[Your goal]:
How many lines in the entries below contain the string "author"? Reply with the number only.

Provided material Start Marker

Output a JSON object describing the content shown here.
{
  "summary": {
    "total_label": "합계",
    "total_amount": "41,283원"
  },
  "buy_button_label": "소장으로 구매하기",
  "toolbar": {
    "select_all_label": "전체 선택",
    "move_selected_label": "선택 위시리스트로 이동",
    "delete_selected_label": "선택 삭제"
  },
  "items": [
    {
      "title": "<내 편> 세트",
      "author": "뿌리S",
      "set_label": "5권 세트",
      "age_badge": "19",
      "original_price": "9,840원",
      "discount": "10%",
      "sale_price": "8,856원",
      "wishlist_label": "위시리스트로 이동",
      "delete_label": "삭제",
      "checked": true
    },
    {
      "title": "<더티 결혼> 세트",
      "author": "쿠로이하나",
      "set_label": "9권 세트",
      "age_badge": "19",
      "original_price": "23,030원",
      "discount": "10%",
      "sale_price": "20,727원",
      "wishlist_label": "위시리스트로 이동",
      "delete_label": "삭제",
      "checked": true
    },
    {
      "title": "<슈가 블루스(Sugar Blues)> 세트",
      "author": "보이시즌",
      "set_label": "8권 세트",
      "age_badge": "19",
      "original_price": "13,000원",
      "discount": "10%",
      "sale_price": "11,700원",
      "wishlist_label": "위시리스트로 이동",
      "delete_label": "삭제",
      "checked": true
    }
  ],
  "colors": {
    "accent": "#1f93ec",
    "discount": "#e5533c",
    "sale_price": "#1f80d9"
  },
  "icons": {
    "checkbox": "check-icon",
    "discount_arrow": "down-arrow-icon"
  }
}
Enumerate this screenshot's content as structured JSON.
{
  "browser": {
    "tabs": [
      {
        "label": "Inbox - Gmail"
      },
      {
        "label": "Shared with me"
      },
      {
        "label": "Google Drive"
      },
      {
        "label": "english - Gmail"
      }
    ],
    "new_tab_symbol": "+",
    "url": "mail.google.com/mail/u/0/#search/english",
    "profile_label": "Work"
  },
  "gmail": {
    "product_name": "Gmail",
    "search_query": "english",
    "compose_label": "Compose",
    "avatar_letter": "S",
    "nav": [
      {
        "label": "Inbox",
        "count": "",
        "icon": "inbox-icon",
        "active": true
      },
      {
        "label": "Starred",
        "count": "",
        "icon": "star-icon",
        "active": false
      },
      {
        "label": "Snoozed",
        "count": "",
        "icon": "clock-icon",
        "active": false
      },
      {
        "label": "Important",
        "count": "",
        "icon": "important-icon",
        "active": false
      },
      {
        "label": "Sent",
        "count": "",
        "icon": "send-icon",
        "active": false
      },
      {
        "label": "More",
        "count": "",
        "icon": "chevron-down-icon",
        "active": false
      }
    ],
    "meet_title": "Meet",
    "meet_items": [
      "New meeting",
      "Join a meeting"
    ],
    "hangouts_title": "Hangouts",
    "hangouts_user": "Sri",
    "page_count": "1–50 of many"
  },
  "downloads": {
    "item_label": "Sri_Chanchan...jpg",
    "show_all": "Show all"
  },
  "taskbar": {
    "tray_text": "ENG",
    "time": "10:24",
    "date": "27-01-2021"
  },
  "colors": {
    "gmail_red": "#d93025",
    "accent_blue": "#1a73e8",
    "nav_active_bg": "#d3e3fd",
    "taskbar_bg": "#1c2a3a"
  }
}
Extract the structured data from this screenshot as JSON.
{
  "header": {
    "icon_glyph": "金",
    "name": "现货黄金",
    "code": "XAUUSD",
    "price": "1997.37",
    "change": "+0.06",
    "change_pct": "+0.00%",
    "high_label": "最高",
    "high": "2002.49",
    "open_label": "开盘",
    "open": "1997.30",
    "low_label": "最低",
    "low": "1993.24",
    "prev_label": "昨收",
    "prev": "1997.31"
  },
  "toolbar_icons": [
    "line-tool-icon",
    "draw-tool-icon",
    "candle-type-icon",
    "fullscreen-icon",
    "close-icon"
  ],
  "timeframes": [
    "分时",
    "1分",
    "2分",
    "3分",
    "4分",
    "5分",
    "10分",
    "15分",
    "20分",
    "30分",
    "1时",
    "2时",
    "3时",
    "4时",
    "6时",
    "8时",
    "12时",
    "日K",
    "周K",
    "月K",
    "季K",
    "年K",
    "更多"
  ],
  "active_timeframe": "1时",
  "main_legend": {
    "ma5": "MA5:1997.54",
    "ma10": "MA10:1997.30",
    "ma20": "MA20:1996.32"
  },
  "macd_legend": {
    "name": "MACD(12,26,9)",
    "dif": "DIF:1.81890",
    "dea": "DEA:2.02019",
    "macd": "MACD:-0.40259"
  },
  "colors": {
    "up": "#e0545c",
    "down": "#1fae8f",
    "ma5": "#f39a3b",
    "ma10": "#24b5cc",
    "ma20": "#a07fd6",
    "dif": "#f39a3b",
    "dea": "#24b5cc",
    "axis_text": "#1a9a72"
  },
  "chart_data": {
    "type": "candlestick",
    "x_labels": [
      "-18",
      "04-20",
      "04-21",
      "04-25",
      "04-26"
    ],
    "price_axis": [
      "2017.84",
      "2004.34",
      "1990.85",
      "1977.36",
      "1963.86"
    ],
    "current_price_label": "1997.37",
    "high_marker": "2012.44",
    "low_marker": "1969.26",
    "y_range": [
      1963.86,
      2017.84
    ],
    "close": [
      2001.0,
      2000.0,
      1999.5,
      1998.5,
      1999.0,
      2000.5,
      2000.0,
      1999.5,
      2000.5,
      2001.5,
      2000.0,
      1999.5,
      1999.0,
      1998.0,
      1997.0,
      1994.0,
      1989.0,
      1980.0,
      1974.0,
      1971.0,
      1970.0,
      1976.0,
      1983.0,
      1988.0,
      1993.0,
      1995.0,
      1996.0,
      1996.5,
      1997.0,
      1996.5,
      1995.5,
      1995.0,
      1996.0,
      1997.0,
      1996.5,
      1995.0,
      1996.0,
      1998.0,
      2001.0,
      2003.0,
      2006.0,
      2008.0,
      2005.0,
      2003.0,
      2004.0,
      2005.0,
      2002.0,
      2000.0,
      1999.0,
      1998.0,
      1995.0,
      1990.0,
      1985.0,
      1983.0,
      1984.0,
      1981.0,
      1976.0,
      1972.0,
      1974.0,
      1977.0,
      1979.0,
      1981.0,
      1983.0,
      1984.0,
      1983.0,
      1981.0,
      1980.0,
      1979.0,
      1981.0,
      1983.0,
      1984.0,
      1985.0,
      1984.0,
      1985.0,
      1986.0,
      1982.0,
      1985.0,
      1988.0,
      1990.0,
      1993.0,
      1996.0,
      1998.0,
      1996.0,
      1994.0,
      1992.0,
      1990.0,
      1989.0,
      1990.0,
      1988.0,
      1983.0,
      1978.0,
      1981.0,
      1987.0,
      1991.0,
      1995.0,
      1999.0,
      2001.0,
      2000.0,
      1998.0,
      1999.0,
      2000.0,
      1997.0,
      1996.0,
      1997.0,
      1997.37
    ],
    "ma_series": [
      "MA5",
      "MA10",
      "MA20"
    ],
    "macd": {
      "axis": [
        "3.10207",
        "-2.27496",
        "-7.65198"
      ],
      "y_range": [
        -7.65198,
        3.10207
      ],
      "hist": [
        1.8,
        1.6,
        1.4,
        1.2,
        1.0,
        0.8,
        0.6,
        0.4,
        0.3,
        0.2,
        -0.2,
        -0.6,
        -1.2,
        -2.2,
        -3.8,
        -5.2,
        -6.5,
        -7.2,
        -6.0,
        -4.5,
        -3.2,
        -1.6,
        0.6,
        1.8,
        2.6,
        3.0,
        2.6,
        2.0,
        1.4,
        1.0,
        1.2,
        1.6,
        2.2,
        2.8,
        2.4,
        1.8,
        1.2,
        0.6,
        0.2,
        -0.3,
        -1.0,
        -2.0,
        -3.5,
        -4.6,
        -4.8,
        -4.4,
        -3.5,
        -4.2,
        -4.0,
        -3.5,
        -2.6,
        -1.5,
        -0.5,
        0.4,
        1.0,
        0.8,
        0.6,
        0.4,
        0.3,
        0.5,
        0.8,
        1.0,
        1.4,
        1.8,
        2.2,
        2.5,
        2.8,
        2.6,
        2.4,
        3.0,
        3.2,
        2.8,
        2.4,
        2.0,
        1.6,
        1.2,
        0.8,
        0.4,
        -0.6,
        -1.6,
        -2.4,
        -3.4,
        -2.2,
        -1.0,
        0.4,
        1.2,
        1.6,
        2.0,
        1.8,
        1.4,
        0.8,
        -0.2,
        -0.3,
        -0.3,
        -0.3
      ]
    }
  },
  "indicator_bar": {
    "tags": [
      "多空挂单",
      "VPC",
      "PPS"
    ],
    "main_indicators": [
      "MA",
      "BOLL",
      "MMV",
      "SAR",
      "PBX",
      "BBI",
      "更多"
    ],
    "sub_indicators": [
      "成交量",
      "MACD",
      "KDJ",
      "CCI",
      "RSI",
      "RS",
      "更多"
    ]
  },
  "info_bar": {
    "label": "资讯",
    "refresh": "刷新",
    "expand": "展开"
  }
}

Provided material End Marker

[Task response]:
3